Euphoric. Tingling. Pulsing. Mind-blowing. Out of this world. Indescribable. Throughout the ages, orgasms have been described in countless ways and to varying degrees. We have some idea about what people feel during an orgasm; however, less is known about the feelings that come immediately after an orgasm.
Feelings of gloominess or sadness after an orgasm have been widely reported. It's less clear how common it is for a person to feel post-orgasm guilt. Have you ever noticed feeling "down" after an orgasm in addition to feeling guilty? The reasons for "post-coital blues" appear to be primarily biochemical. Several possible explanations have been proposed.
Many people experience a drop in serotonin levels during or just after having an orgasm. Serotonin is the neurotransmitter in the brain that helps maintain feelings of contentment or happiness. Serotonin is great for the mood, but too much of it is not good for sex. Why might this be? The reason is unclear, but one piece of evidence for this theory can be found in the effects of a particular class of anti-depressants. One common side-effect of selective serotonin reuptake inhibitors (SSRIs) such as Prozac is a decrease in sex drive and a "dulling" of orgasms. Ironically, treatment for severe post-coital depression, where people feel severely depressed for a day or more after having an orgasm, includes SSRIs. Many people report that, while the orgasms are less intense on SSRIs, the post-orgasm crash disappears.
Another physiological explanation for your feelings could be related to prolactin levels in the blood stream. Prolactin, a hormone related to fertility, can spike just after orgasm and this can cause a depressed mood, as well. One additional physical explanation comes by way of the amygdala, the structure in the brain that regulates the flight-or-fight response. During sex, the activity in the amygdala decreases, but after sex, there can sometimes be a rebound effect, where the amygdala becomes overactive for a period of time. This, too, could be contributing to your feelings.

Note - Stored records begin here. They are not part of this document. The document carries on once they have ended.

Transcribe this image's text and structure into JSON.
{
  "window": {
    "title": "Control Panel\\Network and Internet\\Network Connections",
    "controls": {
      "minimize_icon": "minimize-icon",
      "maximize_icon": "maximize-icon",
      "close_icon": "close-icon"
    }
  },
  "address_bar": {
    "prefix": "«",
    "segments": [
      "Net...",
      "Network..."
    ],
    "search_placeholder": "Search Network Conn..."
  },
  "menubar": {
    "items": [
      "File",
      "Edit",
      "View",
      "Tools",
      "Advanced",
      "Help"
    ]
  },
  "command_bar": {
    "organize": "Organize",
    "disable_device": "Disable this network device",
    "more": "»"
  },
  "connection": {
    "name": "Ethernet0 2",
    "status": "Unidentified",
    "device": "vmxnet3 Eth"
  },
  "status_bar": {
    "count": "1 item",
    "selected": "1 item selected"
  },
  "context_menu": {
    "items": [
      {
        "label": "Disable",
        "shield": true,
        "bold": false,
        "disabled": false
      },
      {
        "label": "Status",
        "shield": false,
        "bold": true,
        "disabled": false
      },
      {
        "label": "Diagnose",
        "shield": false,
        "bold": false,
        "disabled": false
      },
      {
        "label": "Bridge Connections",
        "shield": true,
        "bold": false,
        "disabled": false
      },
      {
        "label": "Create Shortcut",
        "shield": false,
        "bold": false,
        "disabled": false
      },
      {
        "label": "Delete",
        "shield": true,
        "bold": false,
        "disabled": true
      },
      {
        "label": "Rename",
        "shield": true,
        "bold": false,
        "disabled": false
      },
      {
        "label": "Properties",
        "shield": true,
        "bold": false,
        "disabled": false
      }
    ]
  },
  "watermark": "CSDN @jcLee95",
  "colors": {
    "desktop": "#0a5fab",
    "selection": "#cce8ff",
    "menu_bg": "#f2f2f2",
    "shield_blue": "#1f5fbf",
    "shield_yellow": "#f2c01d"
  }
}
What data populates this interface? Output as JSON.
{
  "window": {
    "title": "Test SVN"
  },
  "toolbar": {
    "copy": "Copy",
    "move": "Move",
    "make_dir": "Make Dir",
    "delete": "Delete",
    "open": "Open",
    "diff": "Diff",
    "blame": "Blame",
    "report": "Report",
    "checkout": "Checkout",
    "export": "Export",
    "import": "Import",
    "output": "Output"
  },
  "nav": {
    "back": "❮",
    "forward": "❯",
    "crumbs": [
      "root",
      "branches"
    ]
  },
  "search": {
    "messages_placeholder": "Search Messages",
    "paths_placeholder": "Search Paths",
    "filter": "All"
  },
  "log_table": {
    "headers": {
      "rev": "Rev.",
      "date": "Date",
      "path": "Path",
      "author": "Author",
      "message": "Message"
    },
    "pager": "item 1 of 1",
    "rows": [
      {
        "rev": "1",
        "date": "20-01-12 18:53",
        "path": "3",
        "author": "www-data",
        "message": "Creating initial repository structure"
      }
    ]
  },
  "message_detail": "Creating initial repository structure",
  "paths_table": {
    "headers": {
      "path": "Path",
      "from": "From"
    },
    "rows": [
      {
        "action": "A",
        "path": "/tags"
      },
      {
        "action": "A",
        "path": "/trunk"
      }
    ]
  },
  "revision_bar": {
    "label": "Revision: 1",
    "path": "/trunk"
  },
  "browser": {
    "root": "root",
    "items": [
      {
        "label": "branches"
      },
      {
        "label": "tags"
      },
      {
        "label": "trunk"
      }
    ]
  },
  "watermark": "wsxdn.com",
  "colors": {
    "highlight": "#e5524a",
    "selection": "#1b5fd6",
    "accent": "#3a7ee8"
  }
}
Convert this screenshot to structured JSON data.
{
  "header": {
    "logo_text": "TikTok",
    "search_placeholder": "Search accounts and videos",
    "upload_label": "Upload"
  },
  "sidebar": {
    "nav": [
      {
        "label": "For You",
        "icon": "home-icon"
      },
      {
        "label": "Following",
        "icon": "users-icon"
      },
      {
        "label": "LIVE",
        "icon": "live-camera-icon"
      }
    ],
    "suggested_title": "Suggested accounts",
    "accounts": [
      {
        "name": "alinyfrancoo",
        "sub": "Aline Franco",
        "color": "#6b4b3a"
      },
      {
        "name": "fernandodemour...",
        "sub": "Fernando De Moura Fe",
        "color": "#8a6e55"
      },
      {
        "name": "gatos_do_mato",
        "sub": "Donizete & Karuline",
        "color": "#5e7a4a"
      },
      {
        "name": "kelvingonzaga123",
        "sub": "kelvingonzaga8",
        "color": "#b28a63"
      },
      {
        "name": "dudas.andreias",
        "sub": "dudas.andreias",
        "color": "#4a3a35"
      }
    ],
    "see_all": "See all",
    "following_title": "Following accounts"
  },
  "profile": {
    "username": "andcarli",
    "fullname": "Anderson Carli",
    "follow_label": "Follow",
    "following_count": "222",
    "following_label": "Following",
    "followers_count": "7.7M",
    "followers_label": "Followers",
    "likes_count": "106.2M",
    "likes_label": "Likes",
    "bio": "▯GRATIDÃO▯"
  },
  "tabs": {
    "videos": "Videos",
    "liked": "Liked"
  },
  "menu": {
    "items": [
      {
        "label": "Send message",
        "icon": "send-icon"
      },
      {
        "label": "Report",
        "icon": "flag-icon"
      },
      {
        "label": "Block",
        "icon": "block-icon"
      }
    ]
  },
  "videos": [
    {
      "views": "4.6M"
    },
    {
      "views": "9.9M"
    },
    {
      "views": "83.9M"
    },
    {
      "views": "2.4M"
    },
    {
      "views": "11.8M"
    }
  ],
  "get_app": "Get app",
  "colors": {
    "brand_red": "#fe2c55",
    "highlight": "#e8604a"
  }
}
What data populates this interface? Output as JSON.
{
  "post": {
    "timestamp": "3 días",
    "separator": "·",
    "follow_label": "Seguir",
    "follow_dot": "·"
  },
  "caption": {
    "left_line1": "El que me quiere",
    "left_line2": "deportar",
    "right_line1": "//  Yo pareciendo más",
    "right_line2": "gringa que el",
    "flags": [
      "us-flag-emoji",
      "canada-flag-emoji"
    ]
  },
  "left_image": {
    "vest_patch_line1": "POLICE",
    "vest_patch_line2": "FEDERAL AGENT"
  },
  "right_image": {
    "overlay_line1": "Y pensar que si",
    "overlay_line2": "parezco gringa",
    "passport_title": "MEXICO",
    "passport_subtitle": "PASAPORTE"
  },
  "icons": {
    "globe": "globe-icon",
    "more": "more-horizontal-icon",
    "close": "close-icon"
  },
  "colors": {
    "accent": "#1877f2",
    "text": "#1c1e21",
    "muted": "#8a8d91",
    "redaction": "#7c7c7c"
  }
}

What is somewhat unique is that your feelings are guilt, specifically. It could be that you are feeling the blues, but explaining or attributing the gloomy feelings to guilt of some sort. When you experience these feelings, notice the thoughts that come up. What are you thinking about after sex? For some people, knowing that the negative feelings are chemically related can itself help reduce the feelings. If this doesn't work, it may be worth speaking with a health care provider about it, especially if you notice that it's preventing you from having sex. It may also be worth speaking with a counselor, even if there are no apparent psychological explanations. Some people experience a feeling of shame after orgasm. Slightly different from guilt, the shame is sometimes related to feelings of embarrassment or to fears being vulnerable. Though these may come up more commonly in sex with others, they sometimes can surface even when you are alone, simply because a person can begin to generally associate feelings of shame with orgasm.
Whatever might be causing these feelings, know that experiences of guilt, shame, and depression after orgasm are not uncommon, even though people rarely talk about it. Most importantly, know that noticing the thoughts you are thinking, seeking therapy, and seeing a health care provider may all provide potential solutions.